In Nebraska, the approach to boring senior class photos is a little bit different these days.
Apparently Nebraska kids want to be photographed with guns. So one school district had to come up with some rules about whether gun photos would be considered appropriate, and how they might be regulated. It concluded that gun photos would be permitted if they were “tasteful and appropriate,” didn’t feature students pointing guns at the camera, and also didn’t include an animal in “obvious distress.”
I’m glad they added that last condition to the rule. Who would want to open their high school yearbook and see poor blasted Bambi or a partially skinned squirrel on the page? After all, the acne issues and the hair styles are bound to be ugly enough.
We’re about a week from the midterm election. Can you feel the excitement? No?
You can tell that Voting Day is drawing near because the Ohio State football games now feature ads for the well-heeled state and local candidates, showing them in old family photos or walking kids to a park for a little swing while the narrator talks about the need for security. Ohio State games are the most expensive local TV programming on which to run commercials because they always draw a big audience, so the campaigns tend to husband their resources and run the feel-good ads only on the eve of the election.
Other signs of the impending election come in our mailboxes, both tangible and electronic. Most of the mail we get these days is political junk mail, with glossy pictures of candidates and urgent descriptions of their qualifications and positions. Does anyone, even the loneliest shut-in or the most zealous partisan, actually read this drivel? In our house, it gets automatically pitched into the recycling bin, and the incessant over-the-top email appeals for money, money, money — “Our opponents have launched a new ad! Won’t you contribute $10 to help us meet our goal?” — get the same treatment.
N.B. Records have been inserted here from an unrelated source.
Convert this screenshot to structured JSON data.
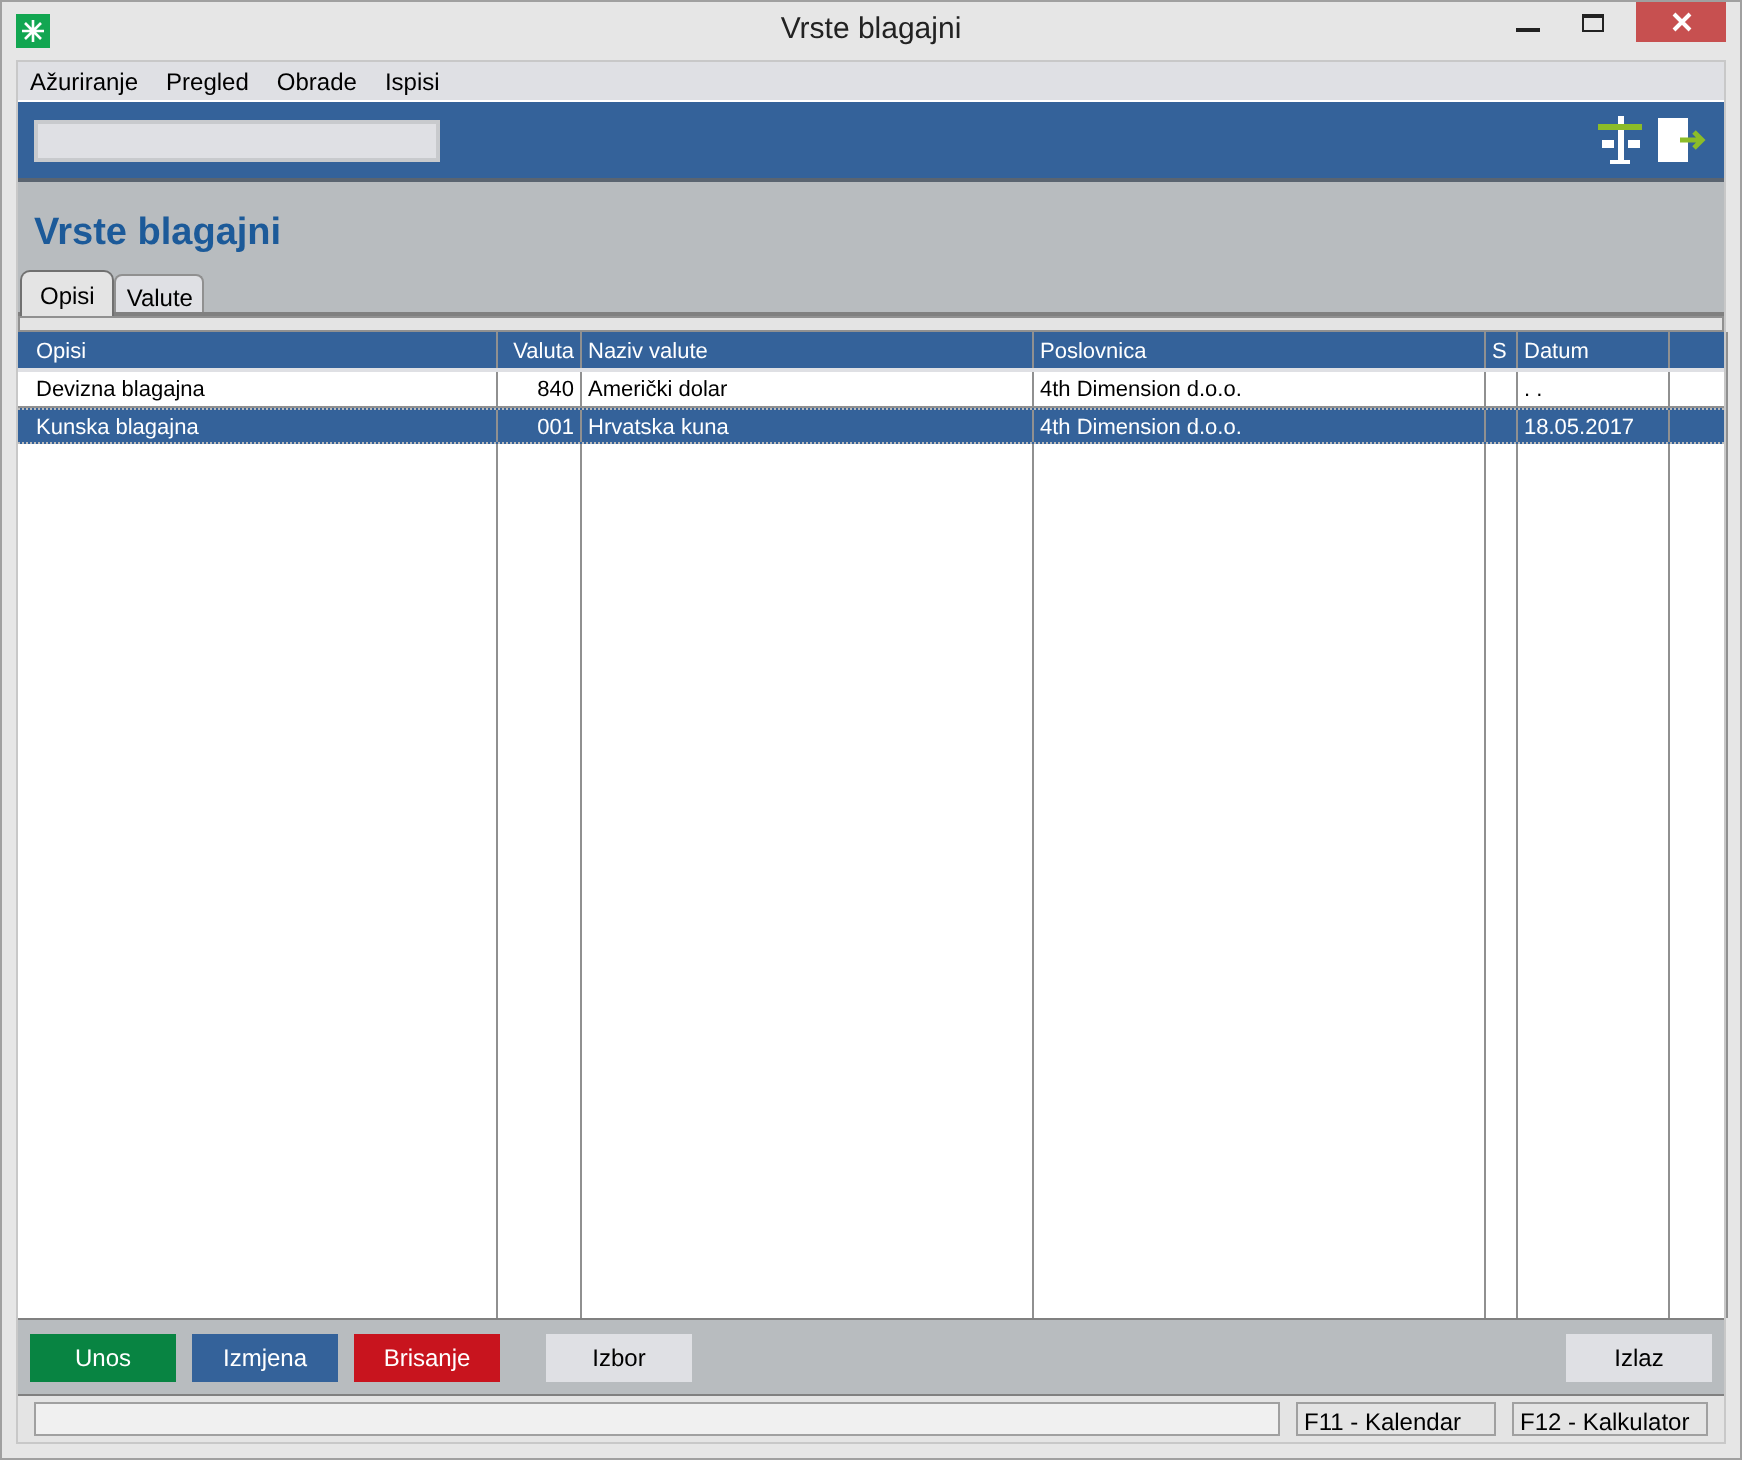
{
  "window": {
    "title": "Vrste blagajni"
  },
  "menu": [
    "Ažuriranje",
    "Pregled",
    "Obrade",
    "Ispisi"
  ],
  "heading": "Vrste blagajni",
  "tabs": [
    {
      "label": "Opisi",
      "selected": true
    },
    {
      "label": "Valute",
      "selected": false
    }
  ],
  "table": {
    "columns": [
      "Opisi",
      "Valuta",
      "Naziv valute",
      "Poslovnica",
      "S",
      "Datum"
    ],
    "rows": [
      {
        "cells": [
          "Devizna blagajna",
          "840",
          "Američki dolar",
          "4th Dimension d.o.o.",
          "",
          ". ."
        ],
        "selected": false
      },
      {
        "cells": [
          "Kunska blagajna",
          "001",
          "Hrvatska kuna",
          "4th Dimension d.o.o.",
          "",
          "18.05.2017"
        ],
        "selected": true
      }
    ]
  },
  "buttons": [
    {
      "label": "Unos",
      "kind": "green"
    },
    {
      "label": "Izmjena",
      "kind": "blue"
    },
    {
      "label": "Brisanje",
      "kind": "red"
    },
    {
      "label": "Izbor",
      "kind": "gray"
    },
    {
      "label": "Izlaz",
      "kind": "gray"
    }
  ],
  "status_bar": [
    "F11 - Kalendar",
    "F12 - Kalkulator"
  ]
}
But there is one telltale sign that you won’t see, around here at least: average citizens actually talking to each other about the election. Instead, there’s an eerie silence about it. In Ohio, that’s partially explained by the fact that its a midterm election and because the governor’s race and other statewide contests are uncompetitive, but I think something deeper is at play. Many people, of all political persuasions, seem to be disgusted and disaffected with the political process and would rather disengage than be disappointed by a perceived champion who turns out to be a bumbling, unprincipled hack. That’s understandable, but dangerous in a democracy.
On November 4, the polls will open, people will vote, and winners and losers will be determined. How many Ohioans will even care?